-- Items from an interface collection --
+ + + +

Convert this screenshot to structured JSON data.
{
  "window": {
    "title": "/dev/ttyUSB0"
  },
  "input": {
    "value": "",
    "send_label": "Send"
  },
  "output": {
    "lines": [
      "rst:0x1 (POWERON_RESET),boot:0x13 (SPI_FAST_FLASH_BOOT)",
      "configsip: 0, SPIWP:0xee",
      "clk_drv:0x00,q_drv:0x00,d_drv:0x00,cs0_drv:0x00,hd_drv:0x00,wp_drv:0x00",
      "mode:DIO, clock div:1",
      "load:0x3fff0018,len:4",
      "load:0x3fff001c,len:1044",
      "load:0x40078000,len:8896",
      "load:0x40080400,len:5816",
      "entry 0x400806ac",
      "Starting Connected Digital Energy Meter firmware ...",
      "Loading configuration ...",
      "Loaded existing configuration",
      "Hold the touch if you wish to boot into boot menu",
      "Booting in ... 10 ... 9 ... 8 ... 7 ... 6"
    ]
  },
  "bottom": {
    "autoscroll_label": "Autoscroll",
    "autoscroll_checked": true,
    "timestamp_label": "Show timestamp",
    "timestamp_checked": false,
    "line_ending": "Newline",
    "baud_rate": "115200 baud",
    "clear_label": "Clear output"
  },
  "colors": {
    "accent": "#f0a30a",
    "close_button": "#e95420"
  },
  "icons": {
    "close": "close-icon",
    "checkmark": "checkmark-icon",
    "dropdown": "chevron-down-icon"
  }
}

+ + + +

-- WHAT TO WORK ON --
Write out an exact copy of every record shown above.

-- EXERCISE SOLUTION --
Convert this screenshot to structured JSON data.
{
  "window": {
    "title": "/dev/ttyUSB0"
  },
  "input": {
    "value": "",
    "send_label": "Send"
  },
  "output": {
    "lines": [
      "rst:0x1 (POWERON_RESET),boot:0x13 (SPI_FAST_FLASH_BOOT)",
      "configsip: 0, SPIWP:0xee",
      "clk_drv:0x00,q_drv:0x00,d_drv:0x00,cs0_drv:0x00,hd_drv:0x00,wp_drv:0x00",
      "mode:DIO, clock div:1",
      "load:0x3fff0018,len:4",
      "load:0x3fff001c,len:1044",
      "load:0x40078000,len:8896",
      "load:0x40080400,len:5816",
      "entry 0x400806ac",
      "Starting Connected Digital Energy Meter firmware ...",
      "Loading configuration ...",
      "Loaded existing configuration",
      "Hold the touch if you wish to boot into boot menu",
      "Booting in ... 10 ... 9 ... 8 ... 7 ... 6"
    ]
  },
  "bottom": {
    "autoscroll_label": "Autoscroll",
    "autoscroll_checked": true,
    "timestamp_label": "Show timestamp",
    "timestamp_checked": false,
    "line_ending": "Newline",
    "baud_rate": "115200 baud",
    "clear_label": "Clear output"
  },
  "colors": {
    "accent": "#f0a30a",
    "close_button": "#e95420"
  },
  "icons": {
    "close": "close-icon",
    "checkmark": "checkmark-icon",
    "dropdown": "chevron-down-icon"
  }
}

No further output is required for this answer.